Vern: West side, yeah, is very localized and it isn’t that you can’t live there, but you won’t feel as “at home” as you might somewhere else. Kailua is beautiful, and expensive. Not sure what place you’d find there to live. A room in someone’s house maybe. Or, in Kaneohe there might be something. It is the Marine base area, so lots of military there. Prices are pretty high too. Living in Waikiki or just outside of that area is ideal if you want to work close by. Tourists are maxed out in Waikiki, but the areas around, you may find few. There is nothing to see in the housing areas toward the mountains. You could walk down the hill and be at work. It’s possible anyway. A great building to live is 400 Hobron Lane. Google that. Google Earth and Map it. It’s a great location and the pool on top with barbecue area is perfect.

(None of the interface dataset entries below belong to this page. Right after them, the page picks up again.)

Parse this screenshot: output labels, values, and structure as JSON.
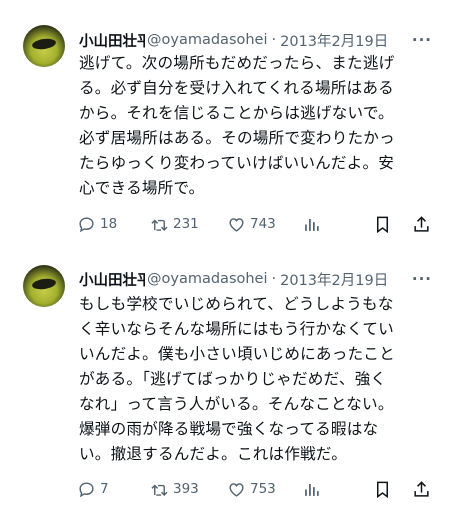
{
  "tweets": [
    {
      "name": "小山田壮平",
      "handle": "@oyamadasohei",
      "date": "2013年2月19日",
      "more": "···",
      "lines": [
        "逃げて。次の場所もだめだったら、また逃げ",
        "る。必ず自分を受け入れてくれる場所はある",
        "から。それを信じることからは逃げないで。",
        "必ず居場所はある。その場所で変わりたかっ",
        "たらゆっくり変わっていけばいいんだよ。安",
        "心できる場所で。"
      ],
      "replies": "18",
      "retweets": "231",
      "likes": "743"
    },
    {
      "name": "小山田壮平",
      "handle": "@oyamadasohei",
      "date": "2013年2月19日",
      "more": "···",
      "lines": [
        "もしも学校でいじめられて、どうしようもな",
        "く辛いならそんな場所にはもう行かなくてい",
        "いんだよ。僕も小さい頃いじめにあったこと",
        "がある。「逃げてばっかりじゃだめだ、強く",
        "なれ」って言う人がいる。そんなことない。",
        "爆弾の雨が降る戦場で強くなってる暇はな",
        "い。撤退するんだよ。これは作戦だ。"
      ],
      "replies": "7",
      "retweets": "393",
      "likes": "753"
    }
  ],
  "icons": [
    "avatar",
    "more-icon",
    "reply-icon",
    "retweet-icon",
    "like-icon",
    "views-icon",
    "bookmark-icon",
    "share-icon"
  ],
  "colors": {
    "text": "#0f1419",
    "secondary": "#536471"
  }
}
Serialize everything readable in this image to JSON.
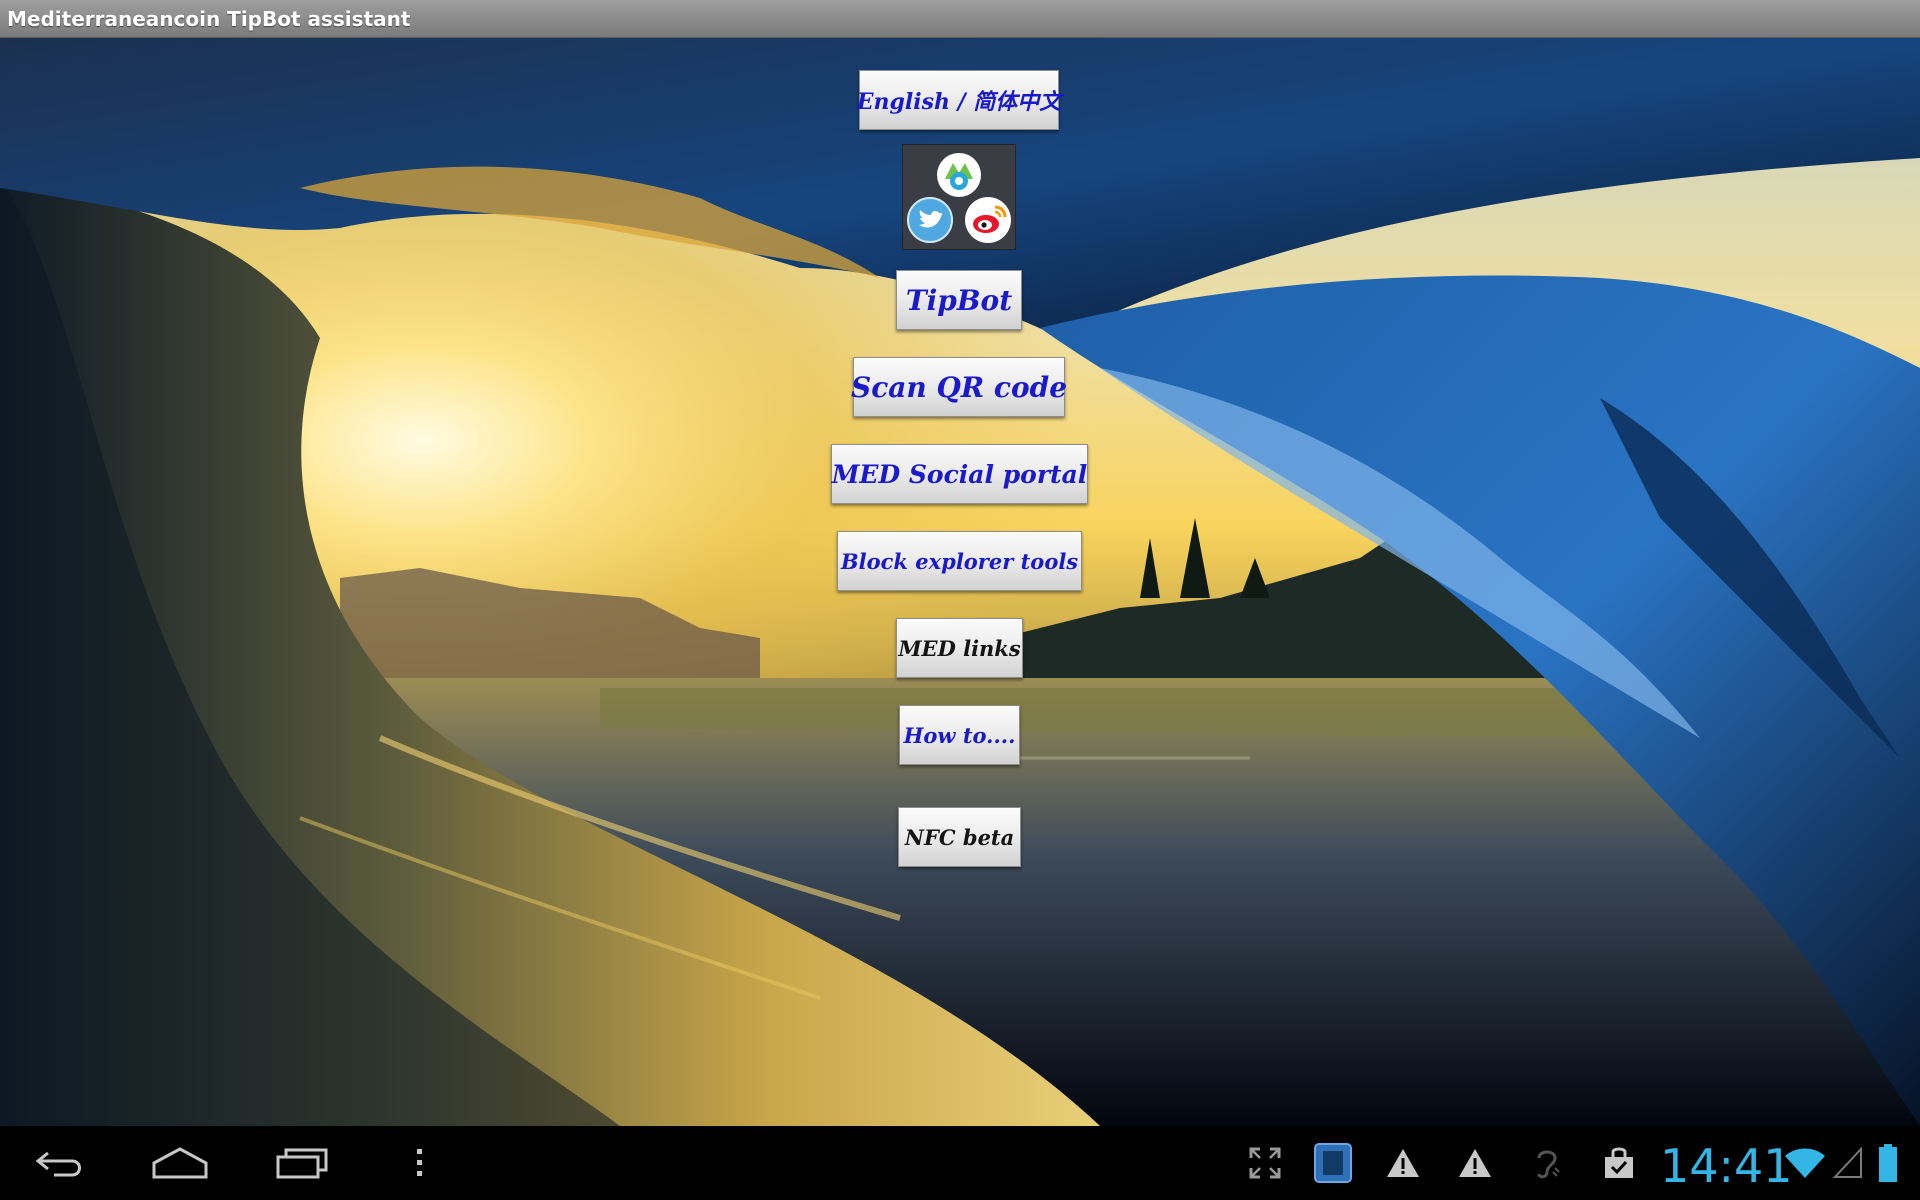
{
  "window": {
    "title": "Mediterraneancoin TipBot assistant"
  },
  "menu": {
    "language_label": "English / 简体中文",
    "tipbot_label": "TipBot",
    "scan_qr_label": "Scan QR code",
    "social_portal_label": "MED Social portal",
    "block_explorer_label": "Block explorer tools",
    "med_links_label": "MED links",
    "how_to_label": "How to....",
    "nfc_label": "NFC beta"
  },
  "social_icons": [
    "mediterraneancoin-icon",
    "twitter-icon",
    "weibo-icon"
  ],
  "status_bar": {
    "time": "14:41",
    "icons": [
      "fullscreen-icon",
      "app-notification-icon",
      "warning-icon",
      "warning-icon",
      "hearing-icon",
      "shopping-bag-icon",
      "wifi-icon",
      "signal-icon",
      "battery-icon"
    ]
  },
  "colors": {
    "button_text_blue": "#1a1acc",
    "button_text_dark": "#141414",
    "clock": "#33b5e5",
    "title_bar": "#8a8a8a"
  }
}
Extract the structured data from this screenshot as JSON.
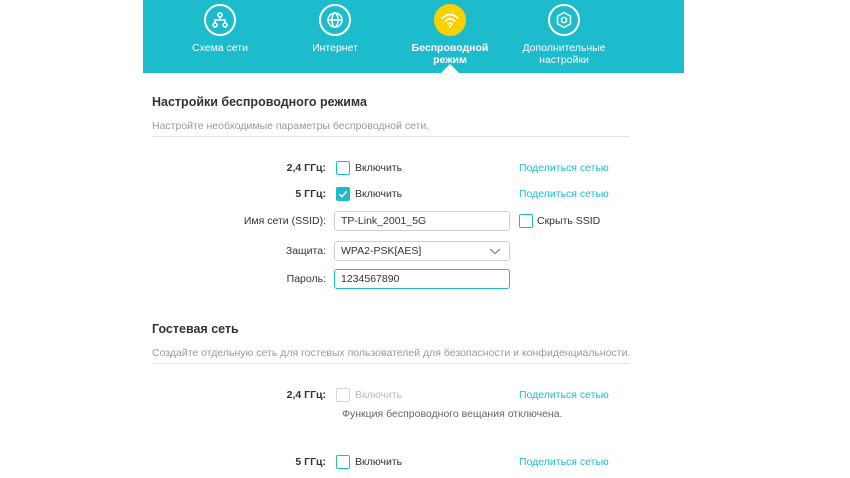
{
  "nav": {
    "items": [
      {
        "label": "Схема сети",
        "icon": "network-map-icon"
      },
      {
        "label": "Интернет",
        "icon": "globe-icon"
      },
      {
        "label": "Беспроводной режим",
        "icon": "wifi-icon"
      },
      {
        "label": "Дополнительные настройки",
        "icon": "gear-icon"
      }
    ],
    "active_index": 2
  },
  "wireless": {
    "title": "Настройки беспроводного режима",
    "description": "Настройте необходимые параметры беспроводной сети.",
    "band24_label": "2,4 ГГц:",
    "band24_enable": "Включить",
    "band24_checked": false,
    "band24_share": "Поделиться сетью",
    "band5_label": "5 ГГц:",
    "band5_enable": "Включить",
    "band5_checked": true,
    "band5_share": "Поделиться сетью",
    "ssid_label": "Имя сети (SSID):",
    "ssid_value": "TP-Link_2001_5G",
    "hide_ssid": "Скрыть SSID",
    "security_label": "Защита:",
    "security_value": "WPA2-PSK[AES]",
    "password_label": "Пароль:",
    "password_value": "1234567890"
  },
  "guest": {
    "title": "Гостевая сеть",
    "description": "Создайте отдельную сеть для гостевых пользователей для безопасности и конфиденциальности.",
    "band24_label": "2,4 ГГц:",
    "band24_enable": "Включить",
    "band24_share": "Поделиться сетью",
    "band24_note": "Функция беспроводного вещания отключена.",
    "band5_label": "5 ГГц:",
    "band5_enable": "Включить",
    "band5_share": "Поделиться сетью"
  },
  "colors": {
    "accent": "#1dbccd",
    "active_icon": "#fad100"
  }
}
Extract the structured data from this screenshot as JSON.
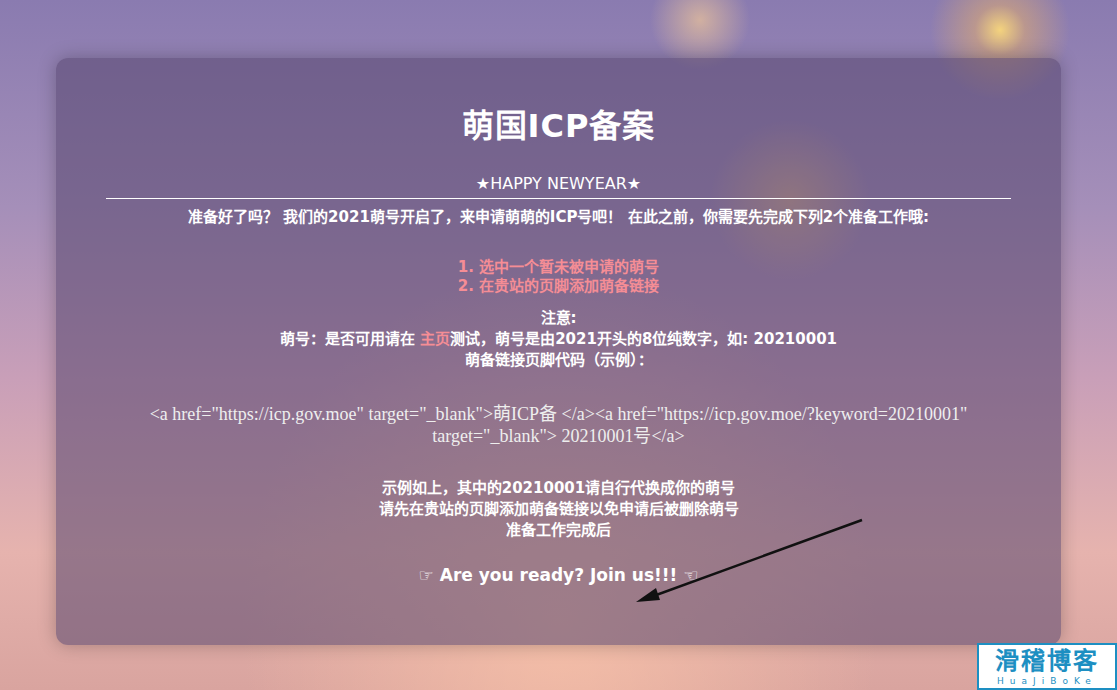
{
  "title": "萌国ICP备案",
  "subtitle": "★HAPPY NEWYEAR★",
  "intro": "准备好了吗？ 我们的2021萌号开启了，来申请萌萌的ICP号吧！ 在此之前，你需要先完成下列2个准备工作哦:",
  "steps": [
    "1. 选中一个暂未被申请的萌号",
    "2. 在贵站的页脚添加萌备链接"
  ],
  "note": {
    "label": "注意:",
    "before_link": "萌号：是否可用请在 ",
    "link": "主页",
    "after_link": "测试，萌号是由2021开头的8位纯数字，如: 20210001",
    "code_label": "萌备链接页脚代码（示例）："
  },
  "code": "<a href=\"https://icp.gov.moe\" target=\"_blank\">萌ICP备 </a><a href=\"https://icp.gov.moe/?keyword=20210001\" target=\"_blank\"> 20210001号</a>",
  "after_lines": [
    "示例如上，其中的20210001请自行代换成你的萌号",
    "请先在贵站的页脚添加萌备链接以免申请后被删除萌号",
    "准备工作完成后"
  ],
  "cta": {
    "left_icon": "☞",
    "label": "Are you ready? Join us!!!",
    "right_icon": "☜"
  },
  "watermark": {
    "title": "滑稽博客",
    "subtitle": "HuaJiBoKe"
  }
}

Lisa: I am currently paying off my bills, credit cards, etc, but I have a car loan. I have two years left on the loan, but I do not want to bring my car. I want to sell it, but I have a loan. I was thinking the only way to sell it would be to a dealer bc I don’t have the title. Any experience?

Vern: Years of it… You can sell the car as long as you can payoff the balance of the loan with the bank that holds the title. Just visit your bank prior, ask them what you need to sell the car, and once sold go in with the buyer and the bank works out the details.

Lisa: Is there a time of year that is better to move to Oahu? More rentals, more jobs, cheaper flights, etc?

Vern: I think Spring is better for jobs. Really nothing else matters if you don’t have a job, so focus on that. During December holidays is probably the worst time.

Lisa: Would you recommend bringing a dog with you? I know about all of the quarantine and vaccines. In your experience is it a good idea?

Vern: I wouldn’t. There are not enough natural places for dogs. There are not enough buildings that allow dogs in the units. There are extravagant pet deposit fees for keeping animals. Cleaning fees after you leave the apartment.

Lisa: Also, my boyfriend wants to bring his car which is modified. I know that the car must pass inspection and be registered upon entering the island. But, I heard that you have to obtain a modification permit and have a certain amount of ground clearance. Do you know anything about that? I haven’t seen this anywhere, but someone he knows in HI told him that.

Vern: Have him check the Hawaii forums at: http://www.city-data.com/forum/hawaii/

Lisa: Everyone says that it is expensive there. I am from the northeast coast, Delaware to be exact, and I didn’t notice a huge difference really, except for gas. I have always thought that was odd. A gallon of milk is almost $4 here, so its not cheap here either. Maybe it’s the area I live in, idk. Food for thought.

Vern: Not sure how it relates to Delaware, but Waikiki is very expensive, on par with large cities in California, and NYC.

Lisa: Sorry for the 50 questions and the mini novel, lol. I look forward to your response.

Thanks so much!


Vern: No problem, nope these responses help you in your decision to move from Delaware to Waikiki. It would be a great change of scenery if you can pull it off!


Peter Kay